Whereas the distillation column 91 is supplied exclusively with process heat from the waste heat of the drier 21, a second distillation column 117 which is connected to the distillation column 91 in the manner of a “side stripper”, is essentially supplied exclusively with process heat by the waste heat of the dehydrated alcohol vapor exiting from the molecular sieve 113. The distillation column 117 withdraws an alcohol/water mixture at a level above the mash feed level 93 of the distillation column 91, which alcohol/water mixture is fed at 119 to the top of the distillation column 117 and, after alcohol enrichment, is recirculated to the distillation column 91 at a somewhat lower level at 121. The essentially mash-free bottom phase 123 of the distillation column 117 comprises first-runnings water which is circulated by means of a circulation pump 125 through a falling-film evaporator 127, so that water can be taken off from the distillation column 117 at 129. The falling-film evaporator 127 is heated by the water-free alcohol vapor from the molecular sieve 113, which water-free alcohol vapor is heated to at least 90° C., the water-free alcohol vapor being fed at 131 and being removed at 133 as cooled end product of the alcohol production apparatus. Examples of suitable falling-film evaporators are described, for example, in CH 510 450 or DE 1 519 714 A. An example of a molecular sieve is described in U.S. Pat. No. 4,407,662.

The distillation station 15 explained above can, owing to the heat recovery from the product stream of the dehydrated ethyl alcohol, be operated even when the drier 21, in the event of size reduction of the drier capacity because of the feed of the bran or seed coat portion of the raw material separated off in the milling station, supplies insufficient energy for operating the entire distillation process.
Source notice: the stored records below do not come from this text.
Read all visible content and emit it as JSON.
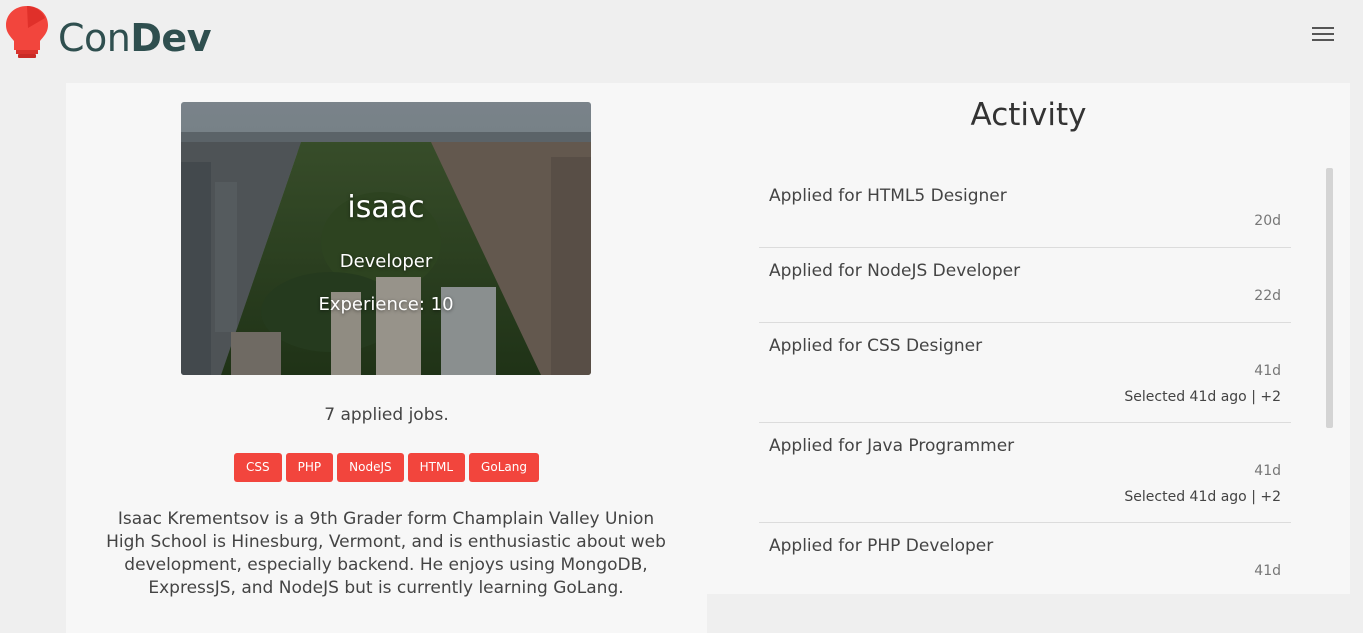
{
  "header": {
    "logo_light": "Con",
    "logo_bold": "Dev",
    "logo_color": "#f2453d",
    "menu_icon": "hamburger-menu-icon"
  },
  "profile": {
    "name": "isaac",
    "role": "Developer",
    "experience": "Experience: 10",
    "applied_jobs": "7 applied jobs.",
    "skills": [
      "CSS",
      "PHP",
      "NodeJS",
      "HTML",
      "GoLang"
    ],
    "skill_color": "#f2453d",
    "bio": "Isaac Krementsov is a 9th Grader form Champlain Valley Union High School is Hinesburg, Vermont, and is enthusiastic about web development, especially backend. He enjoys using MongoDB, ExpressJS, and NodeJS but is currently learning GoLang."
  },
  "activity": {
    "title": "Activity",
    "items": [
      {
        "title": "Applied for HTML5 Designer",
        "age": "20d",
        "status": ""
      },
      {
        "title": "Applied for NodeJS Developer",
        "age": "22d",
        "status": ""
      },
      {
        "title": "Applied for CSS Designer",
        "age": "41d",
        "status": "Selected 41d ago | +2"
      },
      {
        "title": "Applied for Java Programmer",
        "age": "41d",
        "status": "Selected 41d ago | +2"
      },
      {
        "title": "Applied for PHP Developer",
        "age": "41d",
        "status": ""
      }
    ]
  }
}
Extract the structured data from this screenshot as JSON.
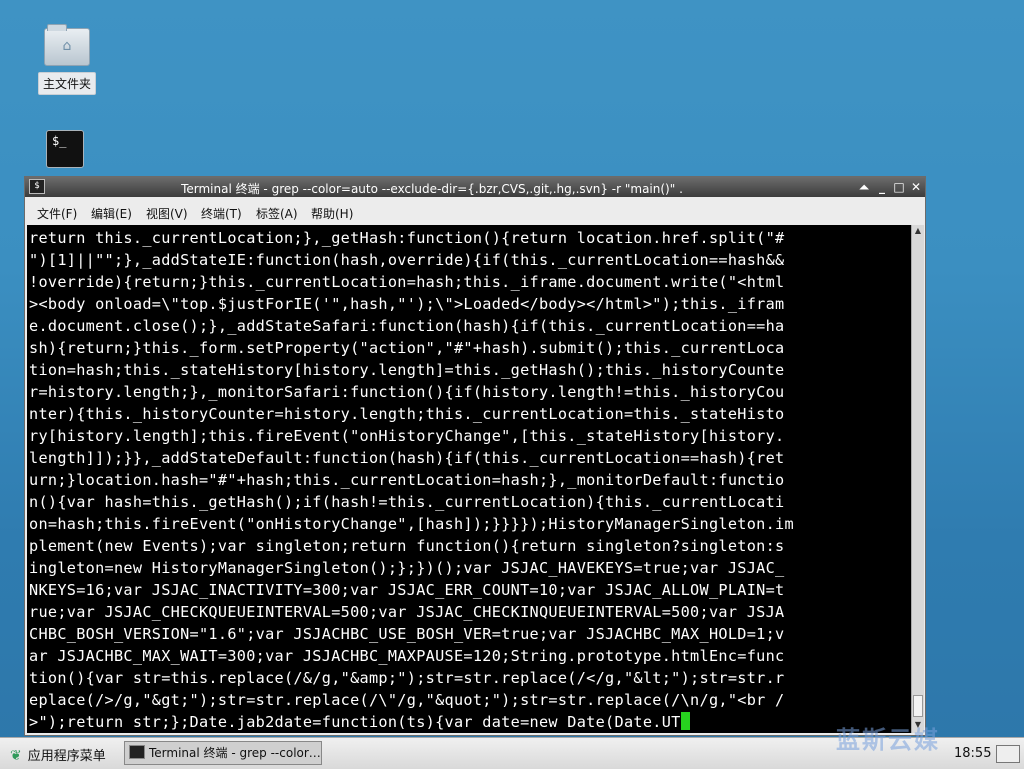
{
  "desktop": {
    "home_label": "主文件夹",
    "terminal_icon_glyph": "$_"
  },
  "window": {
    "title": "Terminal 终端 - grep --color=auto --exclude-dir={.bzr,CVS,.git,.hg,.svn} -r \"main()\" .",
    "icon_glyph": "$",
    "buttons": {
      "shade": "⏶",
      "minimize": "_",
      "maximize": "□",
      "close": "✕"
    },
    "menu": [
      "文件(F)",
      "编辑(E)",
      "视图(V)",
      "终端(T)",
      "标签(A)",
      "帮助(H)"
    ],
    "terminal_lines": [
      "return this._currentLocation;},_getHash:function(){return location.href.split(\"#",
      "\")[1]||\"\";},_addStateIE:function(hash,override){if(this._currentLocation==hash&&",
      "!override){return;}this._currentLocation=hash;this._iframe.document.write(\"<html",
      "><body onload=\\\"top.$justForIE('\",hash,\"');\\\">Loaded</body></html>\");this._ifram",
      "e.document.close();},_addStateSafari:function(hash){if(this._currentLocation==ha",
      "sh){return;}this._form.setProperty(\"action\",\"#\"+hash).submit();this._currentLoca",
      "tion=hash;this._stateHistory[history.length]=this._getHash();this._historyCounte",
      "r=history.length;},_monitorSafari:function(){if(history.length!=this._historyCou",
      "nter){this._historyCounter=history.length;this._currentLocation=this._stateHisto",
      "ry[history.length];this.fireEvent(\"onHistoryChange\",[this._stateHistory[history.",
      "length]]);}},_addStateDefault:function(hash){if(this._currentLocation==hash){ret",
      "urn;}location.hash=\"#\"+hash;this._currentLocation=hash;},_monitorDefault:functio",
      "n(){var hash=this._getHash();if(hash!=this._currentLocation){this._currentLocati",
      "on=hash;this.fireEvent(\"onHistoryChange\",[hash]);}}}});HistoryManagerSingleton.im",
      "plement(new Events);var singleton;return function(){return singleton?singleton:s",
      "ingleton=new HistoryManagerSingleton();};})();var JSJAC_HAVEKEYS=true;var JSJAC_",
      "NKEYS=16;var JSJAC_INACTIVITY=300;var JSJAC_ERR_COUNT=10;var JSJAC_ALLOW_PLAIN=t",
      "rue;var JSJAC_CHECKQUEUEINTERVAL=500;var JSJAC_CHECKINQUEUEINTERVAL=500;var JSJA",
      "CHBC_BOSH_VERSION=\"1.6\";var JSJACHBC_USE_BOSH_VER=true;var JSJACHBC_MAX_HOLD=1;v",
      "ar JSJACHBC_MAX_WAIT=300;var JSJACHBC_MAXPAUSE=120;String.prototype.htmlEnc=func",
      "tion(){var str=this.replace(/&/g,\"&amp;\");str=str.replace(/</g,\"&lt;\");str=str.r",
      "eplace(/>/g,\"&gt;\");str=str.replace(/\\\"/g,\"&quot;\");str=str.replace(/\\n/g,\"<br /",
      ">\");return str;};Date.jab2date=function(ts){var date=new Date(Date.UT"
    ]
  },
  "taskbar": {
    "app_menu_label": "应用程序菜单",
    "task_label": "Terminal 终端 - grep --color…",
    "clock": "18:55"
  },
  "watermark": "蓝斯云媒"
}
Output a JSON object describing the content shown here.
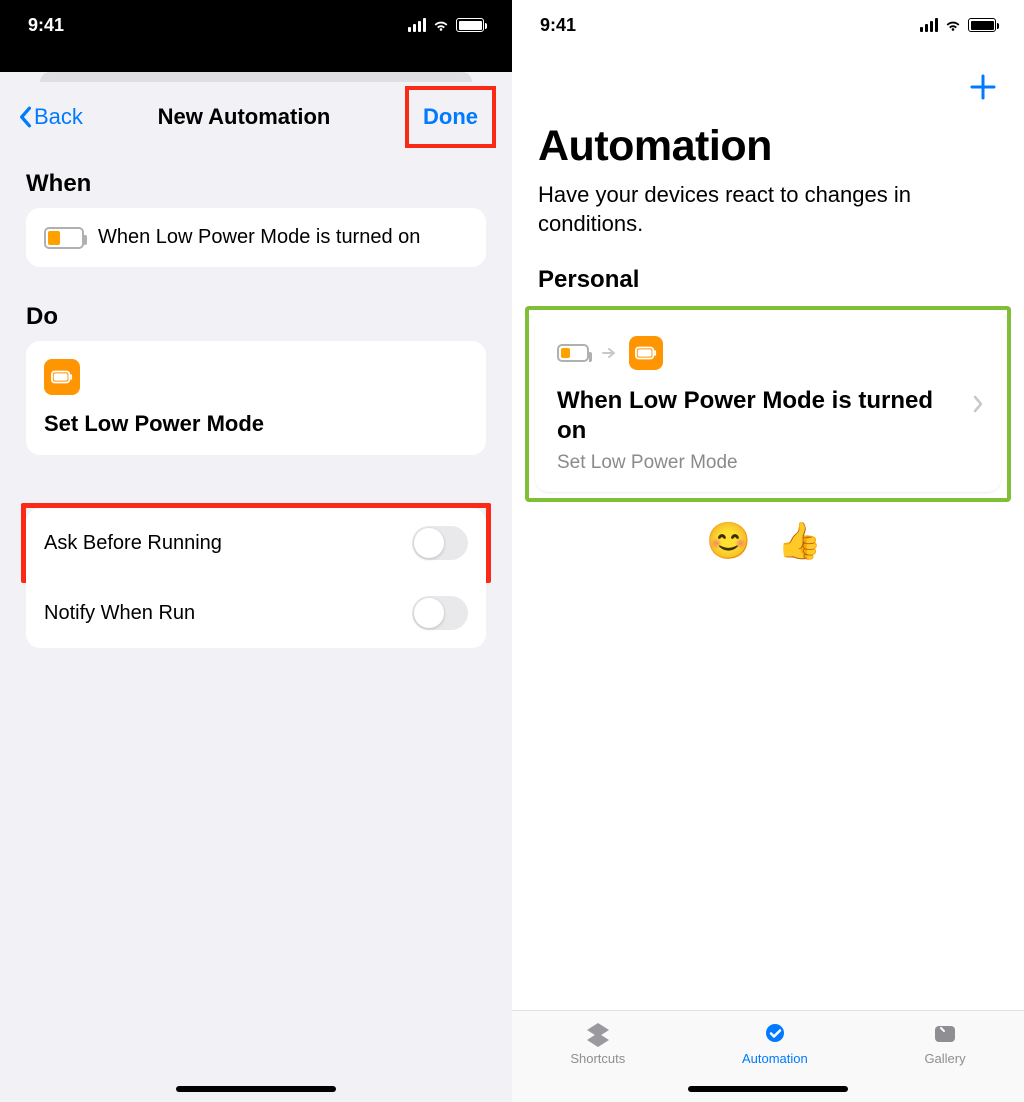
{
  "left": {
    "status_time": "9:41",
    "nav": {
      "back": "Back",
      "title": "New Automation",
      "done": "Done"
    },
    "when_header": "When",
    "when_row": "When Low Power Mode is turned on",
    "do_header": "Do",
    "do_label": "Set Low Power Mode",
    "opt_ask": "Ask Before Running",
    "opt_notify": "Notify When Run"
  },
  "right": {
    "status_time": "9:41",
    "title": "Automation",
    "subtitle": "Have your devices react to changes in conditions.",
    "personal": "Personal",
    "card_title": "When Low Power Mode is turned on",
    "card_sub": "Set Low Power Mode",
    "emojis": "😊 👍",
    "tabs": {
      "shortcuts": "Shortcuts",
      "automation": "Automation",
      "gallery": "Gallery"
    }
  }
}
However, if the waste heat of the drier 21 is sufficient, the waste heat of the molecular sieve 113 can also be recovered in other ways, in particular as process heat in the final evaporator 51.

As FIG. 5 shows, the ethanol vapor which is dehydrated in the molecular sieve 113 at a temperature of above 90° C. and a pressure of greater than 1.7 bar absolute, is fed at 135 to a heat exchanger 137 constructed as a forced-circulation evaporator heater and heats there the vinasse juice which is preconcentrated in the pre-evaporator 49 and fed at 143 to the evaporator circuit and circulated by a circulation pump 139 through the heat exchanger 137 and expansion vessel 141. A discharge pump 145 withdraws the thick vinasse juice at a point in the circuit upstream of the juice feed 143 and passes it to the drier 21. Water vapor produced in the expansion vessel 141 is fed at 147 to a condensation system or further evaporator not shown in more detail. The dehydrated alcohol vapor which is cooled in heat exchanger 137 is removed as end product of the alcohol production by means of a discharge pump 149 which, if appropriate, is connected via a compensation or receiver vessel 151 to the heat exchanger 137.